COPY P:\BOOT.WIM C:\TEMP
"C:\Program Files\Windows AIK\x86\imagex.exe" /mountrw C:\TEMP\BOOT.WIM 1 C:\MNT
Note: imageX has been compiled for the three different OS architecture flavours, each living in either the x86, ia64, or amd64 folders. Choose the right one above for your host OS. So if you're running the WIM editing on a an x64 machine, you'll need to change the imagex path accordingly.
- Make Changes in the Mounted Filesystem
Using Windows explorer, take a look around your mounted WIM under C:\MNT. Here we're just going to change the background wall paper, which is set by the file Windows\System32\winpe.bmp.
Replace this bitmap with the one of your choosing. Make sure it's still called winpe.bmp.
- Commit Changes to your WIM
Now you're finished with the changes, close down the explorer window (and any files you might have open from the mount point). It's important to close all this down as locked files will prevent your WIM being committed.
On the command line now run the following,

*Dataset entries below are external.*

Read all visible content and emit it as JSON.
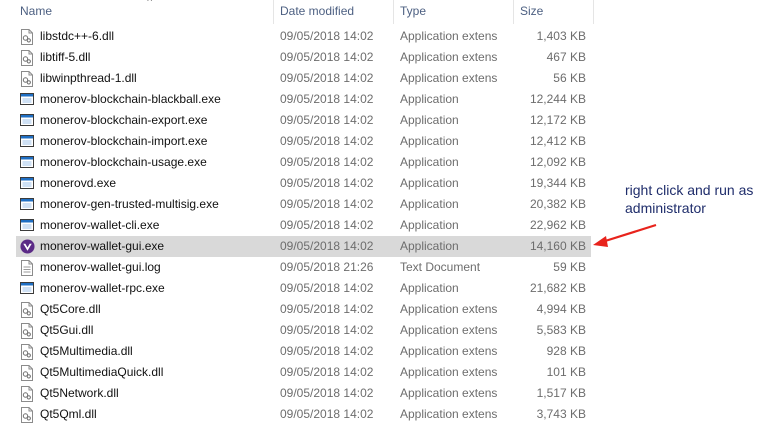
{
  "columns": {
    "name": "Name",
    "date": "Date modified",
    "type": "Type",
    "size": "Size"
  },
  "files": [
    {
      "name": "libstdc++-6.dll",
      "date": "09/05/2018 14:02",
      "type": "Application extens",
      "size": "1,403 KB",
      "icon": "dll-file-icon"
    },
    {
      "name": "libtiff-5.dll",
      "date": "09/05/2018 14:02",
      "type": "Application extens",
      "size": "467 KB",
      "icon": "dll-file-icon"
    },
    {
      "name": "libwinpthread-1.dll",
      "date": "09/05/2018 14:02",
      "type": "Application extens",
      "size": "56 KB",
      "icon": "dll-file-icon"
    },
    {
      "name": "monerov-blockchain-blackball.exe",
      "date": "09/05/2018 14:02",
      "type": "Application",
      "size": "12,244 KB",
      "icon": "exe-window-icon"
    },
    {
      "name": "monerov-blockchain-export.exe",
      "date": "09/05/2018 14:02",
      "type": "Application",
      "size": "12,172 KB",
      "icon": "exe-window-icon"
    },
    {
      "name": "monerov-blockchain-import.exe",
      "date": "09/05/2018 14:02",
      "type": "Application",
      "size": "12,412 KB",
      "icon": "exe-window-icon"
    },
    {
      "name": "monerov-blockchain-usage.exe",
      "date": "09/05/2018 14:02",
      "type": "Application",
      "size": "12,092 KB",
      "icon": "exe-window-icon"
    },
    {
      "name": "monerovd.exe",
      "date": "09/05/2018 14:02",
      "type": "Application",
      "size": "19,344 KB",
      "icon": "exe-window-icon"
    },
    {
      "name": "monerov-gen-trusted-multisig.exe",
      "date": "09/05/2018 14:02",
      "type": "Application",
      "size": "20,382 KB",
      "icon": "exe-window-icon"
    },
    {
      "name": "monerov-wallet-cli.exe",
      "date": "09/05/2018 14:02",
      "type": "Application",
      "size": "22,962 KB",
      "icon": "exe-window-icon"
    },
    {
      "name": "monerov-wallet-gui.exe",
      "date": "09/05/2018 14:02",
      "type": "Application",
      "size": "14,160 KB",
      "icon": "monerov-logo-icon",
      "selected": true
    },
    {
      "name": "monerov-wallet-gui.log",
      "date": "09/05/2018 21:26",
      "type": "Text Document",
      "size": "59 KB",
      "icon": "text-file-icon"
    },
    {
      "name": "monerov-wallet-rpc.exe",
      "date": "09/05/2018 14:02",
      "type": "Application",
      "size": "21,682 KB",
      "icon": "exe-window-icon"
    },
    {
      "name": "Qt5Core.dll",
      "date": "09/05/2018 14:02",
      "type": "Application extens",
      "size": "4,994 KB",
      "icon": "dll-file-icon"
    },
    {
      "name": "Qt5Gui.dll",
      "date": "09/05/2018 14:02",
      "type": "Application extens",
      "size": "5,583 KB",
      "icon": "dll-file-icon"
    },
    {
      "name": "Qt5Multimedia.dll",
      "date": "09/05/2018 14:02",
      "type": "Application extens",
      "size": "928 KB",
      "icon": "dll-file-icon"
    },
    {
      "name": "Qt5MultimediaQuick.dll",
      "date": "09/05/2018 14:02",
      "type": "Application extens",
      "size": "101 KB",
      "icon": "dll-file-icon"
    },
    {
      "name": "Qt5Network.dll",
      "date": "09/05/2018 14:02",
      "type": "Application extens",
      "size": "1,517 KB",
      "icon": "dll-file-icon"
    },
    {
      "name": "Qt5Qml.dll",
      "date": "09/05/2018 14:02",
      "type": "Application extens",
      "size": "3,743 KB",
      "icon": "dll-file-icon"
    }
  ],
  "annotation": {
    "text": "right click and run as\nadministrator",
    "color": "#1f2d6b",
    "arrow_color": "#e8231c"
  },
  "colors": {
    "selection": "#d9d9d9",
    "header_text": "#4d6082",
    "secondary_text": "#6d6d6d",
    "exe_icon_blue": "#1f6fc4",
    "monerov_purple": "#5b2a86"
  }
}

"C:\Program Files\Windows AIK\x86\imagex.exe" /unmount /commit C:\MNT
This will save the changes to your WIM file.
- Distribute Your New WIM file

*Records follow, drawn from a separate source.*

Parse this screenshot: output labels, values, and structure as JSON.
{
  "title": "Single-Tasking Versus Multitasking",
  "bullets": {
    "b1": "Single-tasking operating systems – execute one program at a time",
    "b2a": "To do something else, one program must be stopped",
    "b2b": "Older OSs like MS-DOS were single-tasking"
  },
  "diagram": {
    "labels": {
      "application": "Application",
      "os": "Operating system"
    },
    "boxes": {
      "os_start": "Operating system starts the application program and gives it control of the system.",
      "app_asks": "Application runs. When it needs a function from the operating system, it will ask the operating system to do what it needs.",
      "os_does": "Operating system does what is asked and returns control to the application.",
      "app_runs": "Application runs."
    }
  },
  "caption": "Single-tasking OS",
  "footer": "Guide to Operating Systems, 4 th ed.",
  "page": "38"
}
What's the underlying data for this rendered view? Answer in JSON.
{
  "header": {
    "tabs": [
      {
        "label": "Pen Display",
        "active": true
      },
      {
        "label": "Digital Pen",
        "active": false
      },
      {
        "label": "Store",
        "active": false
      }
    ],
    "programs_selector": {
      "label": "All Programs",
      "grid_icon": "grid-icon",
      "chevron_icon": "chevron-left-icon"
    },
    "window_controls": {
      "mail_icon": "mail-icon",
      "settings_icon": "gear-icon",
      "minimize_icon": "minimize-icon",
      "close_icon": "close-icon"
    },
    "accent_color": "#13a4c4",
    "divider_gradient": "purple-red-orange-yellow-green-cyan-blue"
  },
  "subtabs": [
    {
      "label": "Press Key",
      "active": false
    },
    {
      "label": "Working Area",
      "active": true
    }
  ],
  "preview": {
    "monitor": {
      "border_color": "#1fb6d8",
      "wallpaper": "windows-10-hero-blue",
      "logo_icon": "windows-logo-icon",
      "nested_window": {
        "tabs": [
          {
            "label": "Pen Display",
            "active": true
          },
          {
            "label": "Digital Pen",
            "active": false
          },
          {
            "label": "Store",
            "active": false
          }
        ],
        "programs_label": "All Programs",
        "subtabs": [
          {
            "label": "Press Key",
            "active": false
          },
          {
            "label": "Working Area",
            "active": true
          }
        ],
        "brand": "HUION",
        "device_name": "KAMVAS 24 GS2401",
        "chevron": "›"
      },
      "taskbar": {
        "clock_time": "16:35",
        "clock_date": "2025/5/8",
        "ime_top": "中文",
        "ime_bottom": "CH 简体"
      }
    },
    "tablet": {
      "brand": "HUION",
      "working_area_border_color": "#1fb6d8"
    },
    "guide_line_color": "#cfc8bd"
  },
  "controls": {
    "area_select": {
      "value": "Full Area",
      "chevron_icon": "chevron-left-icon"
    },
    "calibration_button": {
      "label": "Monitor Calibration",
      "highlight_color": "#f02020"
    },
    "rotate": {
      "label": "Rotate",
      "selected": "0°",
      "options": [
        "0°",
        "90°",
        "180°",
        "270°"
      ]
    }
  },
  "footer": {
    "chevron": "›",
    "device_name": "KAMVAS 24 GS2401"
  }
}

In the Deployment Console, create a new job to copy your new WIM over the old one. This needs to contain just a single task that executes within hidden bootworks to perform the file copy,
Here I've put in a little pause at the end of the script just so you can see in testing what's happend on your target machine when you are sitting in front of it. Note I've assumed the new WIM file has been placed on the express share in the temp folder.
And remember, this needs to run in the "Default" automation environment as this refers to the automation partition if present,
- Run Automation Upgrade Task on your clients
This is the easy step -just drag and drop you upgrade job onto a test client. It should reboot into automation and the upgrade it's own WIM file. The next automation boot should show your changes,
And presto -We're done! And importantly, all of your local images are quite safe.
What I've shown today is how you can make your hidden Bootworks upgrades easy. To give you an idea of the time savings here, in a public areas suite of 100 machines executing this upgrade took just 30 minutes. Most of that time was reading log files to ensure the upgrade had taken. This was a huge change compared with previous years where Bootworks migrations took the public areas out of service for an entire day.
Hope this brain dump helps anyone considering an upgrade in the near future!